b. The maximum distance that can be covered by a vehicle with a specified payload before its fuel supply is exhausted.
c. The distance between a projectile weapon and its target.
a. A place equipped for practice in shooting at targets.
b. A testing area at which rockets and missiles are launched and tracked.
c. A place or business where golf shots can be practiced.
5. An extensive area of open land on which livestock wander and graze.
6. The geographic region in which a plant, animal, or other organism normally lives or grows.
7. The opportunity or freedom to wander or explore: We had free range of the campus.
a. Mathematics The set of all values a given function may take on.
b. Statistics The difference or interval between the smallest and largest values in a frequency distribution or a set of data.
9. A group or series of things extending in a line or row, especially a row or chain of mountains.
10. One of a series of double-faced bookcases in a library stack room.
11. A north-south strip of townships, each six miles square, numbered east and west from a specified meridian in a US public land survey.
12. A stove with spaces for cooking a number of things at the same time.
v. ranged, rang·ing, rang·es
1. To vary within specified limits: sizes that range from small to extra large.
2. To extend in a particular direction: a river that ranges to the east.
3. To cover or have application to a number of things: Their conversation ranged over the major issues of the day. Her responsibilities range across all aspects of the negotiations.
a. To move through, along, or around in an area or region: Raiders ranged up and down the coast.
b. To wander freely; roam: allowed the animals to range freely.
5. To look over something or around an area or place: The teacher's eyes ranged over the class.
6. To live or grow within a particular region: "Some animals and plants range over a large portion of the world, yet retain the same character" (Charles Darwin).
1. To arrange or dispose in a particular order, especially in rows or lines: "In the front seats of the galleries were ranged the ladies of the court" (Carolly Erickson).
2. To assign to a particular category; classify: Her works are often ranged under the headings Mystery and Science Fiction.
3. To move through or along or around in (an area or region): The scouts ranged the mountain forests. The patrol boat ranged the coast.
4. To look over or throughout (something): His eyes ranged the room, looking for the letter.
5. To turn (livestock) onto an extensive area of open land for grazing.
a. To align (a gun, for example) with a target.
b. To determine the distance of (a target).
c. To be capable of reaching (a maximum distance).

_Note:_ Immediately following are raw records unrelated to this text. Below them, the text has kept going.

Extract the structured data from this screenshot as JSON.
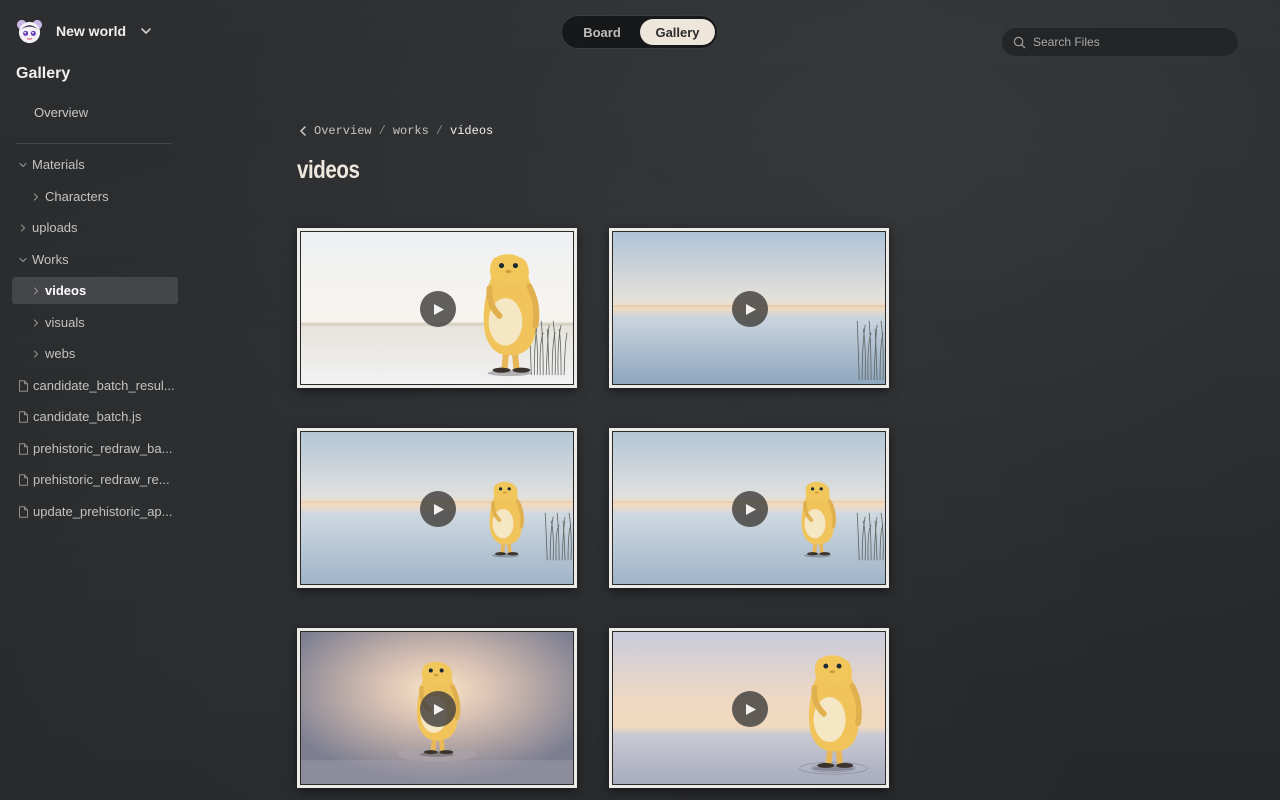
{
  "workspace": {
    "name": "New world",
    "logo_icon": "app-logo-icon"
  },
  "sidebar": {
    "title": "Gallery",
    "overview_label": "Overview",
    "tree": [
      {
        "label": "Materials",
        "type": "folder",
        "expanded": true,
        "depth": 0
      },
      {
        "label": "Characters",
        "type": "folder",
        "expanded": false,
        "depth": 1
      },
      {
        "label": "uploads",
        "type": "folder",
        "expanded": false,
        "depth": 0
      },
      {
        "label": "Works",
        "type": "folder",
        "expanded": true,
        "depth": 0
      },
      {
        "label": "videos",
        "type": "folder",
        "expanded": false,
        "depth": 1,
        "active": true
      },
      {
        "label": "visuals",
        "type": "folder",
        "expanded": false,
        "depth": 1
      },
      {
        "label": "webs",
        "type": "folder",
        "expanded": false,
        "depth": 1
      },
      {
        "label": "candidate_batch_resul...",
        "type": "file",
        "depth": 0
      },
      {
        "label": "candidate_batch.js",
        "type": "file",
        "depth": 0
      },
      {
        "label": "prehistoric_redraw_ba...",
        "type": "file",
        "depth": 0
      },
      {
        "label": "prehistoric_redraw_re...",
        "type": "file",
        "depth": 0
      },
      {
        "label": "update_prehistoric_ap...",
        "type": "file",
        "depth": 0
      }
    ]
  },
  "view_toggle": {
    "options": [
      "Board",
      "Gallery"
    ],
    "selected": "Gallery"
  },
  "search": {
    "placeholder": "Search Files",
    "value": ""
  },
  "breadcrumb": {
    "items": [
      "Overview",
      "works",
      "videos"
    ]
  },
  "page": {
    "title": "videos"
  },
  "gallery": {
    "items": [
      {
        "kind": "video",
        "scene": "character-right-lake"
      },
      {
        "kind": "video",
        "scene": "empty-lake"
      },
      {
        "kind": "video",
        "scene": "small-character-lake"
      },
      {
        "kind": "video",
        "scene": "small-character-lake"
      },
      {
        "kind": "video",
        "scene": "character-center-glow"
      },
      {
        "kind": "video",
        "scene": "character-right-ripples"
      }
    ]
  },
  "colors": {
    "background": "#2a2c2e",
    "accent_toggle": "#eee6db",
    "active_item": "#444649"
  }
}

7. Nautical To uncoil (an anchor cable) on deck so the anchor may descend easily.

The American Heritage ® Dictionary of the English Language, Fifth Edition copyright ©2018 by Houghton Mifflin Harcourt Publishing Company. All rights reserved.